In reflecting on the events of the past few weeks, I looked up three phases on the internet: Watershed moment: "a point in time that marks an important, often historical change."
There's a big difference between loving people as they are and accepting their lifestyle as approved by the God of Scripture. To love someone is to want God's best for them, even at the risk of your relationship suffering damage.
My grandmother went into hospice the day the Supreme Court heard arguments in Obergefell v. Hodges. She died the next day, surrounded by people she loved. In her mind, we were married in 2004, and all the civil rights victories that followed didn't seem to phase her. But I can't help thinking about the grandmothers in Michigan, Ohio, Kentucky and Tennessee.
The Supreme Court's decision in Obergefell v. Hodges establishing nationwide marriage equality will likely go down in history as one of the Court's great landmark rulings. The tone of the majority opinion is strikingly vivid, emotionally intelligent, and personal.
Back in March, conservative Christian activists began to worry aloud that the U.S. Supreme Court might vote to legalize gay marriage. On a conference call with like-minded leaders, Rick Scarborough announced that such a decision would constitute a "Bonhoeffer moment in America."
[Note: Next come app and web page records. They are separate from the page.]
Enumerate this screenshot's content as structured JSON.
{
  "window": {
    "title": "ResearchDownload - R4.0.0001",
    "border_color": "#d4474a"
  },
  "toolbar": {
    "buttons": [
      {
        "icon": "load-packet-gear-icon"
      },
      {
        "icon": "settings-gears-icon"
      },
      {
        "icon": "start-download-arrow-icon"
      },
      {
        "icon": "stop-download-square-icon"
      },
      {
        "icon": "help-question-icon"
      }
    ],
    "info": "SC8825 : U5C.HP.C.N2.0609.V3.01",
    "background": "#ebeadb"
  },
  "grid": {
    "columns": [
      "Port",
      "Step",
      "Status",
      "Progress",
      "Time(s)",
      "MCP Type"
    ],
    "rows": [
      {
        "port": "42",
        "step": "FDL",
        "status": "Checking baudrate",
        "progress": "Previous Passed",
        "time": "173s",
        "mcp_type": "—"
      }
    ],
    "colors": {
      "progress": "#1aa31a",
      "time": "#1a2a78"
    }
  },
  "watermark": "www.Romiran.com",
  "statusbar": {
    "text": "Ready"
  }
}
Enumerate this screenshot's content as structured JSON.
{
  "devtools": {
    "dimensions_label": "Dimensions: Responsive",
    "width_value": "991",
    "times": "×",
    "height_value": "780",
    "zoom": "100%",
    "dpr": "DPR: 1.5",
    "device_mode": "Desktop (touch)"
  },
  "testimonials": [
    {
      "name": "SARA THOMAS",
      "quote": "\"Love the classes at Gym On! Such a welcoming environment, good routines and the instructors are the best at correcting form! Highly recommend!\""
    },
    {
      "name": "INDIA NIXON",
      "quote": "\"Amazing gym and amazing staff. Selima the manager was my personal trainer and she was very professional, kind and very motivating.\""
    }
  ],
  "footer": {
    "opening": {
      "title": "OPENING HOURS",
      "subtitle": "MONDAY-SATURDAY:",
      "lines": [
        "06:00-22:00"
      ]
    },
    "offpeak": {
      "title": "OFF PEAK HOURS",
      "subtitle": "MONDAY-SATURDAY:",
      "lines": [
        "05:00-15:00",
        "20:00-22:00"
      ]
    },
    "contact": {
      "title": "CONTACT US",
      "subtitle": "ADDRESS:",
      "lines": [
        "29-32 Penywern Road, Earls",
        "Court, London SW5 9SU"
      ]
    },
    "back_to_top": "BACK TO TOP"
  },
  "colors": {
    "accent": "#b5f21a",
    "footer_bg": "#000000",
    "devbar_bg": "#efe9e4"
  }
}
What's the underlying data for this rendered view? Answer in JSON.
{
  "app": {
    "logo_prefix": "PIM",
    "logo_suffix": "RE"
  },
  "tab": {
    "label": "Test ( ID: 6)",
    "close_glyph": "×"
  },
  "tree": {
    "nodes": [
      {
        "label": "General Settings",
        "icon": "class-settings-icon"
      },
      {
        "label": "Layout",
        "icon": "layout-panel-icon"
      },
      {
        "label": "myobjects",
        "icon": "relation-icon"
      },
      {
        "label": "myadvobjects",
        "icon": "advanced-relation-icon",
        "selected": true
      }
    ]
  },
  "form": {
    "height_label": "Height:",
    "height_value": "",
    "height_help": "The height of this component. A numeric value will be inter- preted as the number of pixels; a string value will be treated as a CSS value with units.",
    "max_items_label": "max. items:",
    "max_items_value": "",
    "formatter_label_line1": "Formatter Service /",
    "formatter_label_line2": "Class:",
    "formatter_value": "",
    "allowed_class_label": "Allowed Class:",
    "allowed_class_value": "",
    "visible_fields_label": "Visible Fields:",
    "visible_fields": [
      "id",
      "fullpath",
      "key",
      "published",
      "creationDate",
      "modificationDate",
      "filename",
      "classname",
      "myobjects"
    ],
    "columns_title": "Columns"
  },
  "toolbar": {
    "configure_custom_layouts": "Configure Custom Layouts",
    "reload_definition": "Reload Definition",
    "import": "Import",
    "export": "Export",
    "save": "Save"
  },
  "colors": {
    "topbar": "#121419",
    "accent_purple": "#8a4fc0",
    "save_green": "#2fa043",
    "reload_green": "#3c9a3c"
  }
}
As a hetero woman, who has never (ever) dreamt of a wedding day, I was still profoundly moved and delighted by the second SCOTUS ruling on June 26th.
Driving away from a secluded summer camp deep in Michigan's Huron Forest, I am seized by fear. I just dropped my 10-year-old daughter off for two week...
On July 4th, Americans across the world celebrated Independence Day. While the word, "independence" is universally associated with sentiments of growth and relief, for the women and men that survive relationship violence, the positive effects of leaving their abuser are not at all as instant.
Early in the long narrative of our deeply modest contributions to effect marriage equality, my partner - our non-legal, homemade wedding of 1999 was still two years away - and I participated in a march in Washington D.C. with hundreds of LGBT comrades, families and friends.
I haven't come across any statistics showing how Muslim Americans approach the topic of gay marriage, but my experience tells me that there are diverse opinions about it.
And as much as the cynics of the cynics of slacktivism might disagree, your vocality is continuing to draw awareness to whatever cause you are talking about. And that is key: change can only come when people care.
It's not over. Not by a long shot. Not when conservatives are already looking for ways to chip away at marriage equality the way they whittled down reproductive rights to nothing in many states.
Our nation's biggest arguments are often captured in majestic words, or dramatic photos. But sometimes it's a simple piece of cloth...
When it comes down to the freakiest of the freaky in the whole Republican field, Donald Trump is very hard to top. Trump not only is running for president, he's apparently on a mission to singlehandedly destroy his own Trump brand, forevermore.
I arrived at the Supreme Court building at about 9:25 and waded directly into the crowd. It was a big crowd. We're talking hundreds and hundreds of people. The mood was very festive. Many people had brought their kids and even their little dogs.
I know that on occasion this column can skew left in its political leanings, and in the past I may have offended a few people on the right side (looki...